If it's coming from the tail pipe and sounds like someone has stuffed a potato up there, it's the Exhaust Back Pressure Valve (EBV). This valve closes in a cold engine to create a load which will help the engine warm up a little quicker.
RPM increases. In the cold weather and the vehicle believes it has been parked for 90 seconds to 2 minutes the computer will increase the engine rpm. I understand the standard transmission equipped need the park brake set for this to kick in. How much increase depends on the ambient temperature and barometric pressure. My truck will idle up from 700 to 1300 rpm. You will notice that engine temperature has no bearing. The reason for the rpm increase is to prevent a condition called “wet stacking”. A diesel engine produces little heat while idling. Sucking in cold air doesn't help matters. The combustion chambers don't get hot enough and a sticky deposit remains on valves, valve stems and guides eventually causing engine damage. At least that's the story. I doubt you will find case of it actually happening to a 7.3 on this forum. Maybe it works.
Blue smoke happens. My truck will start with the blue smoke just above freezing temps and get worse as the temperature plummets. Down around -30C the neighbors' houses start to disappear. If you let the vehicle idle, it will last a long time and if you drive off it will clear up quickly.
This is the way I do it in the cold (see cold above).
This truck is my daily drive and it's parked exposed in the driveway.
I turn the key on and wait 15 - 30 seconds or so. The colder it is, the longer I'll wait. The wait to start light is just another computer generated idiot light. The glow plugs stay powered up well after that lite goes out. Up to 2 minutes. If it has been plugged in, I will use that time to unplug the truck and do what ever with the extension cord.
The truck usually starts right up. May rock, roll and rattle a bit, but it starts. If yours get the romps, change oil. My truck will start cold soaked at -30C unaided with 10W30 dino oil. Done that on more than one occasion. And why not? Ford's manual says it will.
I don't let it idle any longer than it takes me to clean the ice and snow off the windows. Won't be going anywhere fast. The drive train is stiff as all get out and it going to take some power to move it. Letting it sit and idle in the driveway isn't going to help that. If it is really cold and stiff, I plan my route down residential streets so I can keep the rpm down to around 1,700 until I see the temp gage coming up and then keep it under 2,000 rpm until it is up in the operating range. With the engine working somewhat hard, it doesn't take very long. A mile or so.

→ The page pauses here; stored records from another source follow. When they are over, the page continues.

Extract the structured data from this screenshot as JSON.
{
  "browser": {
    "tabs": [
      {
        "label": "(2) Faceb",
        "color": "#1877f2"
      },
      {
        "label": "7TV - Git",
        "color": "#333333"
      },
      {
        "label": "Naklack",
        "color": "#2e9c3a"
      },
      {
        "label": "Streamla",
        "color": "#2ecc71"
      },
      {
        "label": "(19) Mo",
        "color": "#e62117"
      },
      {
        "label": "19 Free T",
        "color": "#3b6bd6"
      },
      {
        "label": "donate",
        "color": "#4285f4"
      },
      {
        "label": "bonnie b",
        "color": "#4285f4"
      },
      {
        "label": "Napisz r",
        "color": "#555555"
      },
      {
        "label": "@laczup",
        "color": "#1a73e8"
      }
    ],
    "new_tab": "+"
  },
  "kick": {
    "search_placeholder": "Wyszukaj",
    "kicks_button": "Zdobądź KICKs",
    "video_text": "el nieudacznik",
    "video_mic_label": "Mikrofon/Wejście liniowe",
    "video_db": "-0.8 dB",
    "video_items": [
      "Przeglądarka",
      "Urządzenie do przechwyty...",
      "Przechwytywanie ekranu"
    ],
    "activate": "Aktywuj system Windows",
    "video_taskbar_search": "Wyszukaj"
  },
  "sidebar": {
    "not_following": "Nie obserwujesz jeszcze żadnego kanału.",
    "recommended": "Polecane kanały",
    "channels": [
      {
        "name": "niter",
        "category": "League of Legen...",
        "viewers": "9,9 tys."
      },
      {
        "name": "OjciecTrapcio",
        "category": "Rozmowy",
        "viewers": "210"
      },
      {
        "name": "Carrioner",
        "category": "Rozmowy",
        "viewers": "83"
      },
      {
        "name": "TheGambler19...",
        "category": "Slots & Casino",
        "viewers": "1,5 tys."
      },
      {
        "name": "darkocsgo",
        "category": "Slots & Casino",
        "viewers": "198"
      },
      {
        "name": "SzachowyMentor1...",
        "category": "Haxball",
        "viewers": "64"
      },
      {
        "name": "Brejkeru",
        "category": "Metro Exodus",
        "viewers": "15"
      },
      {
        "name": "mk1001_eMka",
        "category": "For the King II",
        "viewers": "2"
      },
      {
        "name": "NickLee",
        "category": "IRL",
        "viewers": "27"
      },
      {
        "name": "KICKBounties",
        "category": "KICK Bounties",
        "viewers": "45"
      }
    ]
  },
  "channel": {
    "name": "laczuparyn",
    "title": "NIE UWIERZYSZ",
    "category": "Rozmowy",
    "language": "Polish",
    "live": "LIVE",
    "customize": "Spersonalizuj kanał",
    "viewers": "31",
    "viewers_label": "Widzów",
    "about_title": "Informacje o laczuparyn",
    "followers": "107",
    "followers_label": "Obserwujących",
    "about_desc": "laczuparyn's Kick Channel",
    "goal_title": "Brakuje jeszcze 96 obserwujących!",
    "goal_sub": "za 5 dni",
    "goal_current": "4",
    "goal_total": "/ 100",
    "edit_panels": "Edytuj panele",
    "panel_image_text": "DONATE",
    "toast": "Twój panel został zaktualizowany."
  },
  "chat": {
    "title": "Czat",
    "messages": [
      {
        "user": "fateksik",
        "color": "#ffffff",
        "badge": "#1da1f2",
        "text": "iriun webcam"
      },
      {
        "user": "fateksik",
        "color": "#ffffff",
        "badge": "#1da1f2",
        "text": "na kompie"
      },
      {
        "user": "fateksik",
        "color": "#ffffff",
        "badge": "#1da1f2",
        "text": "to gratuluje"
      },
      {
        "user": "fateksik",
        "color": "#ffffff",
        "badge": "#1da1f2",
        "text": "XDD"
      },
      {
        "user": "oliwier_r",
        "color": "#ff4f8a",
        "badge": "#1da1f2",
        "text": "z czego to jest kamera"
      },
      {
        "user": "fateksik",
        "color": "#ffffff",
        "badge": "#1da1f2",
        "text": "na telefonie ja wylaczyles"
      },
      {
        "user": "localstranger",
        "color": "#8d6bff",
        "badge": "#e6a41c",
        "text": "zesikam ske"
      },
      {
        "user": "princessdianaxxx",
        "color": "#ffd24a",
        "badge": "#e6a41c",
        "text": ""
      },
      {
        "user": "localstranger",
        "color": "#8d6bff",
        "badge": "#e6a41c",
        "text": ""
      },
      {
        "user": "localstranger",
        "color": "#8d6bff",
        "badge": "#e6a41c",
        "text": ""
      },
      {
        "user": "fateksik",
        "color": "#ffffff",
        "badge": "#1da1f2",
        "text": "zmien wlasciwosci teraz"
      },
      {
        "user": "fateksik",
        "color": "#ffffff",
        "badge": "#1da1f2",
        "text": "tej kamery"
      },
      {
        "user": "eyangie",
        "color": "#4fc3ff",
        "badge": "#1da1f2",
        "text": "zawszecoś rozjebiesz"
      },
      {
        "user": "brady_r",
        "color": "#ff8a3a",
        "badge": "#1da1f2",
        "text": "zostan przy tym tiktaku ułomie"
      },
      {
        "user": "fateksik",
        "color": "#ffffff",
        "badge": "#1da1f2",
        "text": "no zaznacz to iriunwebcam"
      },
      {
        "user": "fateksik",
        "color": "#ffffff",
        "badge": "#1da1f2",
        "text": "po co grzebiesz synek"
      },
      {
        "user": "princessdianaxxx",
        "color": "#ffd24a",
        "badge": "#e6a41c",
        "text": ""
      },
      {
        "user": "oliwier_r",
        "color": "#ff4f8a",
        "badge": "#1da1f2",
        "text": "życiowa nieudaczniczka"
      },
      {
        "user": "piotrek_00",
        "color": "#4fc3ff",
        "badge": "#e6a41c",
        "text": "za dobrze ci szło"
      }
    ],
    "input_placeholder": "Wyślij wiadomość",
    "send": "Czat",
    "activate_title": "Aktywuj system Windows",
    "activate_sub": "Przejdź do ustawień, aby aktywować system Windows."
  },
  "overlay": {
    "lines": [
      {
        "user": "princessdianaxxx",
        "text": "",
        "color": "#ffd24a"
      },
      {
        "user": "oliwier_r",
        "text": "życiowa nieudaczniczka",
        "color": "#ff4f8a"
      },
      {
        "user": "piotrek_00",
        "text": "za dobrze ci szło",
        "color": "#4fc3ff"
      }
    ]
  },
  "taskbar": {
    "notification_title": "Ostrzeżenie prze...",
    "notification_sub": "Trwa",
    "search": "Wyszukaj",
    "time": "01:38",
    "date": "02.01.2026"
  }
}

This diesel has been better in the cold than any gasser I have owned. Starts better and warms up quicker.
Just a reminder – If you do a lot of stop and go driving and the engine doesn't get up to and stay at operating temperatures for a good length of time, it is considered severe service duty. You need to change oil more frequently.